There has never been a "handier" computer than the iPad. Yes, that's a bold statement. Here are seven tips that back it up.
Use your thumbs to type letters that have no keys
When it comes to entering text on an iPad, many of us are all thumbs. The device's split keyboard lets you type characters with your thumbs while holding the iPad with both hands. To activate the split keyboard, press and hold the small horizontal lines to the right of the minimize-keyboard button in the bottom-right corner, and then choose Split.
The keyboard shrinks, undocks from the bottom of the screen, and splits into two halves appearing on the left and right sides of the screen. When you hold the iPad in two hands, you can use your thumbs to tap keys as you enter text.
If you favor one thumb over another, you can tap the split keyboard's invisible keys to enter in the vertical row to the right of the left edge and to the left of the right edge, as shown in the screen below.
The "keys" on the iPad's split keyboard are even smaller than those on the standard keyboard that is docked in the bottom of the screen. Data entry using the onscreen keyboard is challenging to say the least. The thumbs-only approach using the two-hand grip isn't any easier, but two-thumb tapping is faster than the single-digit approach.

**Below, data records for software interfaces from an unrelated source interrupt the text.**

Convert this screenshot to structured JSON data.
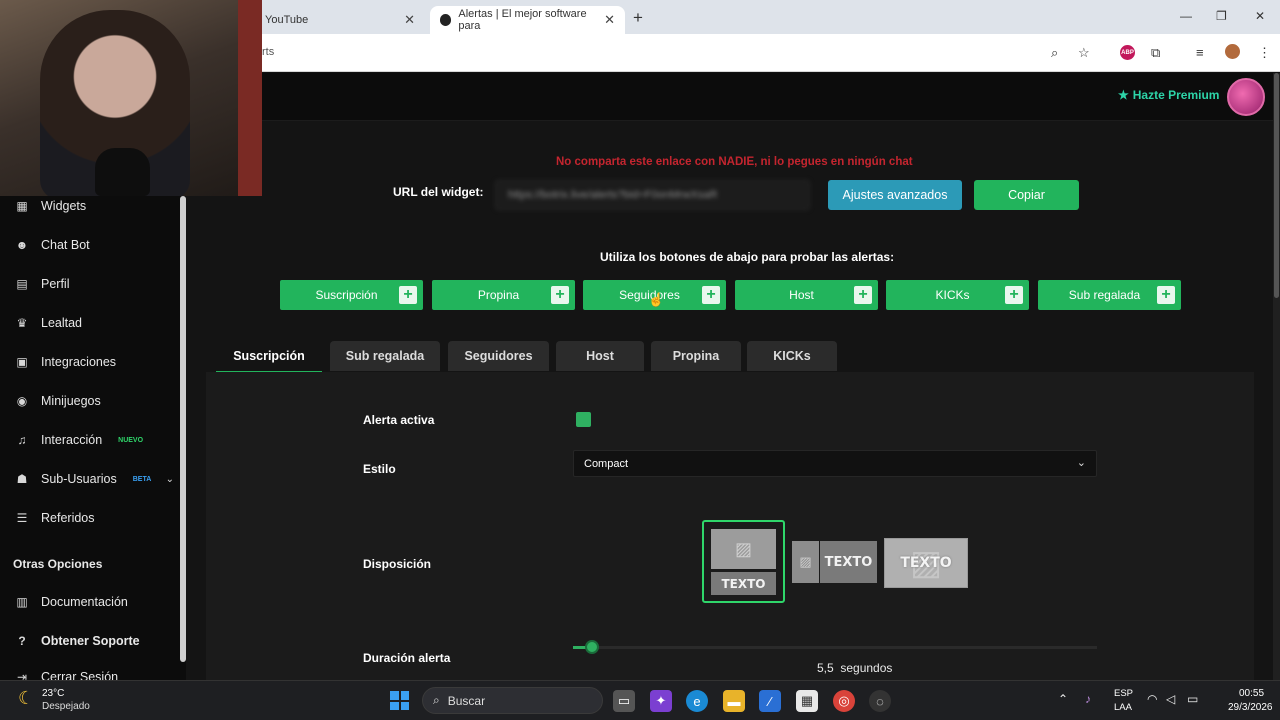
{
  "browser": {
    "tab1_title": "YouTube",
    "tab2_title": "Alertas | El mejor software para",
    "new_tab": "+",
    "url_fragment": "rts",
    "abp_label": "ABP",
    "window_min": "—",
    "window_max": "❐",
    "window_close": "✕"
  },
  "header": {
    "premium_label": "Hazte Premium"
  },
  "sidebar": {
    "items": [
      {
        "label": "Widgets",
        "icon": "grid-icon"
      },
      {
        "label": "Chat Bot",
        "icon": "robot-icon"
      },
      {
        "label": "Perfil",
        "icon": "id-card-icon"
      },
      {
        "label": "Lealtad",
        "icon": "trophy-icon"
      },
      {
        "label": "Integraciones",
        "icon": "puzzle-icon"
      },
      {
        "label": "Minijuegos",
        "icon": "gamepad-icon"
      },
      {
        "label": "Interacción",
        "icon": "music-icon",
        "badge": "NUEVO",
        "badge_color": "#2fd66a"
      },
      {
        "label": "Sub-Usuarios",
        "icon": "users-icon",
        "badge": "BETA",
        "badge_color": "#3aa0f2"
      },
      {
        "label": "Referidos",
        "icon": "user-group-icon"
      }
    ],
    "section_title": "Otras Opciones",
    "other": [
      {
        "label": "Documentación",
        "icon": "book-icon"
      },
      {
        "label": "Obtener Soporte",
        "icon": "question-icon"
      },
      {
        "label": "Cerrar Sesión",
        "icon": "logout-icon"
      }
    ]
  },
  "widget": {
    "warning": "No comparta este enlace con NADIE, ni lo pegues en ningún chat",
    "url_label": "URL del widget:",
    "url_value": "https://botrix.live/alerts?bid=F0onMrwXsaR",
    "advanced_button": "Ajustes avanzados",
    "copy_button": "Copiar",
    "test_label": "Utiliza los botones de abajo para probar las alertas:",
    "test_buttons": [
      "Suscripción",
      "Propina",
      "Seguidores",
      "Host",
      "KICKs",
      "Sub regalada"
    ]
  },
  "tabs": [
    "Suscripción",
    "Sub regalada",
    "Seguidores",
    "Host",
    "Propina",
    "KICKs"
  ],
  "form": {
    "active_label": "Alerta activa",
    "active_value": true,
    "style_label": "Estilo",
    "style_value": "Compact",
    "layout_label": "Disposición",
    "layout_option_text": "TEXTO",
    "duration_label": "Duración alerta",
    "duration_value": "5,5",
    "duration_unit": "segundos"
  },
  "taskbar": {
    "weather_temp": "23°C",
    "weather_desc": "Despejado",
    "search_placeholder": "Buscar",
    "lang1": "ESP",
    "lang2": "LAA",
    "time": "00:55",
    "date": "29/3/2026"
  },
  "colors": {
    "accent_green": "#22b45c",
    "accent_blue": "#2c9ab7",
    "warning_red": "#c4252f",
    "premium": "#2dd4a8"
  }
}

If you go the thumbs route, you might as well use all the keys available -- visible and invisible.
One emoticon is worth a thousand words
One way to reduce your reliance on the iPad's onscreen keyboard is to express yourself using emoticons. OK, I admit I feel like I'm back in junior high school whenever I see an emoticon embedded in a message, but the goofy characters certainly do help you make your point.
To add emoticons to the iPad keyboard, press Settings > General > Keyboard > International Keyboards > Add New Keyboard > Emoji. The first time you activate the onscreen keyboard after enabling a second keyboard layout, a message pops up instructing you to tap the Globe key to switch keyboard layouts.
The Emoji keyboard lists hundreds of colorful emoticons in six categories: those you've used recently; smilies, hand gestures, and hearts; animals and plants; common items; transportation and flags; and common symbols (such as clock faces, astrological signs, and Japanese Kanji characters).
Save key taps by creating keyboard shortcuts for repeated text
I wish I had a nickel for every time I've typed "I wish I had a nickel" on my iPad. (I have a thing for nickels.) Now I just tap "nkl" and a space to add my nickel aspiration in a note or document.
To create a keyboard shortcut that enters frequently used text automatically, tap Settings > General > Keyboard > Add New Shortcut.... Enter the phrase, press your preferred shortcut keys, and press Save. The entry is added to your Shortcuts list, which is shown just above the Add New Shortcut option.
Thereafter when you enter the shortcut, the phrase appears below the shortcut. Press the space bar to enter the phrase or press the X to the right of the text to retain the shortcut letters.
Set the iPad to recite selected text
If you'd like your iPad to read to you, press Settings > General > Accessibility, and in the Vision section, toggle Speak Selection to On. Use the slider control to set the speaking rate; the default setting is a couple of clicks to the slow side of the median.
After you enable selection speaking, a Speak option appears when you select text. Press it to hear a Siri-like voice read the selection. At the default reading speed the voice seems hurried, although the pauses at punctuation are unnaturally long. But like the dancing dog, it's not that the iPad reads text well, it's that the machine reads it at all.
Select an entire paragraph with four taps
Selecting text on an iPad is crazy-making: tap the screen to select a single word (or press Select to highlight the word you tapped), and then grab and slide one of the little blue dots that appear in the top-left and bottom-left corners of the selection.
The fast way to select an entire paragraph is to tap it four times. Just like that, your paragraph is ready to be copied or read to you (if you've used the above tip to enable the iPad's text reader).
Swipe the screen to switch among open apps
Most people move from one iPad app to another by pressing the Home button and then pressing the new app's icon, which may entail a lot of screen swiping or folder opening.
A faster way to go from one open app to another is to swipe the screen left or right using four or five fingers. Alternatively, you can swipe up with four or five fingers to open the multitasking bar at the bottom of the screen, which shows all the apps currently open on the machine.
Double-tap to zoom the screen
You probably know that you can stretch the iPad screen with two fingers to zoom in and pinch with two fingers to zoom out. To get more control over screen zooms, tap the screen twice with three fingers. Repeat the three-finger double-tap to zoom out.
To control the zoom magnification, double-tap with three fingers and hold, then scroll up to zoom in and down to zoom out. Once you've got your preferred zoom level, navigate around the screen by swiping left, right, up, and down with three fingers.
To enable zoom, press Settings > General > Accessibility and toggle the Zoom setting in the Vision section to On.